5 Practical Ways To Educate Your Child About Money

Guide On Teaching Children What Money Is

Because very few high schools offer courses in personal finance, the challenge of financial education for your children rests squarely on your shoulders. Children lack two things that adults have in abundance: experience and perspective. They need guidance from their parents to be smarter in the future. The earlier you start teaching your kids about money, the easier it will be for them to grasp sound financial habits that can serve them well for the rest of their life.

Teaching your children about money doesn't require you to have a perfect track record. Your mistakes can actually serve as an example of why a certain habit or strategy doesn't work. Try these useful tips below!

1Explain How It's Earned And How It Works

What is money? Children quickly learn that mom and dad use the money to buy stuff, but they usually lack an understanding of where that money comes from. It can be helpful to give them an example of bartering. Explain that long ago, a person might have traded a horse for a cow. But having money allows someone to buy a cow even if that person doesn't want a horse in exchange.

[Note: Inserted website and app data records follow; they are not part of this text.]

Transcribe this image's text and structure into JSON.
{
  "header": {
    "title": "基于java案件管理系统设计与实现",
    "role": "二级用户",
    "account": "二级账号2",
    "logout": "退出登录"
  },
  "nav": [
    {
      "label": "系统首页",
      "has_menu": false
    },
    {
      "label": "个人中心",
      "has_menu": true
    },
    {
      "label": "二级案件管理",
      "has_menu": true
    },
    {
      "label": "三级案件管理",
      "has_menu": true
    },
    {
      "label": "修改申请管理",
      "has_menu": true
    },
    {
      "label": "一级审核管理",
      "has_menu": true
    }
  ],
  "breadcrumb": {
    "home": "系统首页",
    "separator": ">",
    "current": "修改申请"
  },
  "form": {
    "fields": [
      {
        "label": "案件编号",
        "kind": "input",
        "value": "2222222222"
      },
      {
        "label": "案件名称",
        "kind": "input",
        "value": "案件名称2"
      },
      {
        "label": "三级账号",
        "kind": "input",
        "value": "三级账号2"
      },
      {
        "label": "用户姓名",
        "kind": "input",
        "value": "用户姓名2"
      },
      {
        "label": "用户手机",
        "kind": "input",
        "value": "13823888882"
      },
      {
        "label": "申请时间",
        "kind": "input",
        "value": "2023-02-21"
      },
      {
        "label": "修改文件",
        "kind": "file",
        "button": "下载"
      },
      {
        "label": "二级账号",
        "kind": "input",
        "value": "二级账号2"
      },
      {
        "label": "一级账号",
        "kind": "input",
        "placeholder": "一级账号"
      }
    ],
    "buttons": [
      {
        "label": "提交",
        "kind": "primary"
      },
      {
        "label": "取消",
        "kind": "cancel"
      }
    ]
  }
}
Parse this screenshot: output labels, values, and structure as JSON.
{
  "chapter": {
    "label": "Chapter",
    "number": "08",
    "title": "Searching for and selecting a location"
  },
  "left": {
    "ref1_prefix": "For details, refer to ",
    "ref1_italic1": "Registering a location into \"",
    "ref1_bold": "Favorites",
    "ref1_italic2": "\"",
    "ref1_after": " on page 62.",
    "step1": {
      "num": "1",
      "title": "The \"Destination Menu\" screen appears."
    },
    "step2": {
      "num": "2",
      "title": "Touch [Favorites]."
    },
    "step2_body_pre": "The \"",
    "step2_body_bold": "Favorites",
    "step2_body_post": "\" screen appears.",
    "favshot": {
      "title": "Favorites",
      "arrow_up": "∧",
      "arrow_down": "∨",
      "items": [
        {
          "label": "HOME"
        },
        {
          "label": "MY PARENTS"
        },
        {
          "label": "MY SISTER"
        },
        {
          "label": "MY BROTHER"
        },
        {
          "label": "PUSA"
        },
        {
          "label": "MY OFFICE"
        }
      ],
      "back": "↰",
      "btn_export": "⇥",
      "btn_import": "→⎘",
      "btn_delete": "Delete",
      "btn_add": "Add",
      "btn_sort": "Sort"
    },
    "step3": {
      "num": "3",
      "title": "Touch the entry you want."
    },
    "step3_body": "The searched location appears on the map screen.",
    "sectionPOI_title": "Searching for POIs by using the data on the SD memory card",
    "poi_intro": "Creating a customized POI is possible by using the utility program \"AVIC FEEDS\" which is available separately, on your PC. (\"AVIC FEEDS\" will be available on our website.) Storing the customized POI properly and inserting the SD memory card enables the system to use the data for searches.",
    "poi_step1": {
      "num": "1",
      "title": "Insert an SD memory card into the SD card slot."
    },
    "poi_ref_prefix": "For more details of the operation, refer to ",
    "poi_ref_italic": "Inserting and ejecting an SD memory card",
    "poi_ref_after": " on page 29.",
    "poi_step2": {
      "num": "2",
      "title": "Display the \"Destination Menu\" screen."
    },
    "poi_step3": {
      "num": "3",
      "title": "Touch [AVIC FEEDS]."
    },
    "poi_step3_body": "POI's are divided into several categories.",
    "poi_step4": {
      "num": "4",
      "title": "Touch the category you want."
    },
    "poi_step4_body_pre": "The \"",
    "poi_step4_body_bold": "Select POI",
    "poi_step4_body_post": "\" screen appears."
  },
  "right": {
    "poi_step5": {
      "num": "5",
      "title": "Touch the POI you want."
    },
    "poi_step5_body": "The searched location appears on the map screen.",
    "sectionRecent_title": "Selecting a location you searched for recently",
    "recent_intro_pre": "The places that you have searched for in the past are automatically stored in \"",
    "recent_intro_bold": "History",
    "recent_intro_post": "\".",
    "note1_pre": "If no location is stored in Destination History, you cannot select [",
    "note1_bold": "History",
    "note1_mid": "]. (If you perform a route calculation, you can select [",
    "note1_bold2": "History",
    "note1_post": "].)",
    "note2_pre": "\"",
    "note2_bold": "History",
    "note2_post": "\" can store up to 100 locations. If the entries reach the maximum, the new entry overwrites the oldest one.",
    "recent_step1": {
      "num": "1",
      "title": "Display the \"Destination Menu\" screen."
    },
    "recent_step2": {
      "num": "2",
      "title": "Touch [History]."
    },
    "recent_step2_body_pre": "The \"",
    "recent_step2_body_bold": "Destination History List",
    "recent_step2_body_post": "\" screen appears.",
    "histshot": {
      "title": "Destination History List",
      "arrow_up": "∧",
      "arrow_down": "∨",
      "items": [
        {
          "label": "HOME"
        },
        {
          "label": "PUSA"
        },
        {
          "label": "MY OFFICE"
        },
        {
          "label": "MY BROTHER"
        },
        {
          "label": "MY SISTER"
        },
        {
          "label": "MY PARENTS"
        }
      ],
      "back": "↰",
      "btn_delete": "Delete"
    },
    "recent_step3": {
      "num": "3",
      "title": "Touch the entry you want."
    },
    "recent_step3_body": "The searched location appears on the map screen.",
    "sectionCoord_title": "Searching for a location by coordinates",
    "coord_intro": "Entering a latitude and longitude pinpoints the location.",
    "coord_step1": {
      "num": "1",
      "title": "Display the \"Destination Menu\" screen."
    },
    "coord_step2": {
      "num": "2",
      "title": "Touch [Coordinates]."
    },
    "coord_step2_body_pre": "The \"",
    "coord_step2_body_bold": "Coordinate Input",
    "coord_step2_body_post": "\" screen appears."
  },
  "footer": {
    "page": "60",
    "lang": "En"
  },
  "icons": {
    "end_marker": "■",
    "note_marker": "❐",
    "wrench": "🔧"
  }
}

Explain to your children that people have jobs and work so they can earn money to pay for a house, car, clothing, entertainment, and other expenses. Make the point that money is a medium of exchange. You have likely exchanged a certain number of hours of your time to earn $100. You then spend that $100 on goods or services worth $100. Show them all the different types of money, including coins, and explain the values.

2Allow Your Kids To Earn Their Own Money

This is the best way to show them how money works. Let's dispel the misconception that money magically appears from the ATM. Give your children small jobs to do in exchange for money. Explain to them how your family earns money.

3Explain How Money Can Be Used

Explain to your child that money is exchanged for value, and it is either a good or service. Give some examples of goods. Furniture, toys, games, and food are some examples of products. Ask them to name a few more.

Also, give your children examples of services. Your state pays teachers for providing a service, and a doctor also provides a service to his patients. Paying someone to paint your house is another type of service. Explain that money isn't normally just given to an adult. Money must be earned by providing a service through some kind of job.

4Differentiate Needs From Wants

It can be helpful to explain to your child the difference between needs and wants. Give them a list of each and make a game out of it. See if they can guess whether an item is a need or a want.

Some examples of needs include food, water, clothes, home, and heat; wants would be toys, eating out at a restaurant, magazines, and owning a television. These are items that a child can relate to. Explain that needs always come first, and sometimes, there isn't enough money to buy everything that you might want. Sometimes, you have to choose.

5Introduce Bank Saving To Your Child

Most banks have special savings account for children with minimal fees or none at all. Discuss with your child why people keep their money in banks. Explain how interest works.

Encourage your children to continue building their savings account so that they can earn more interest. Go over the monthly statements with your child. This way, they can have the opportunity to develop an understanding of the process.

Teaching a young child about money is a great first step to ensuring a life with minimal financial worries in adulthood. Most monetary issues can be avoided by having good habits and an appreciation for money. Teaching your child about finances is one of the best things you can do for them.

About Author

Jackie Wing

Jackie Wing is an Alaska native, who enjoys snowboarding more than is probably socially acceptable. She lives in Anchorage with her two dogs Reese and Peanut, or as she likes to call them "Thing 1" and "Thing 2."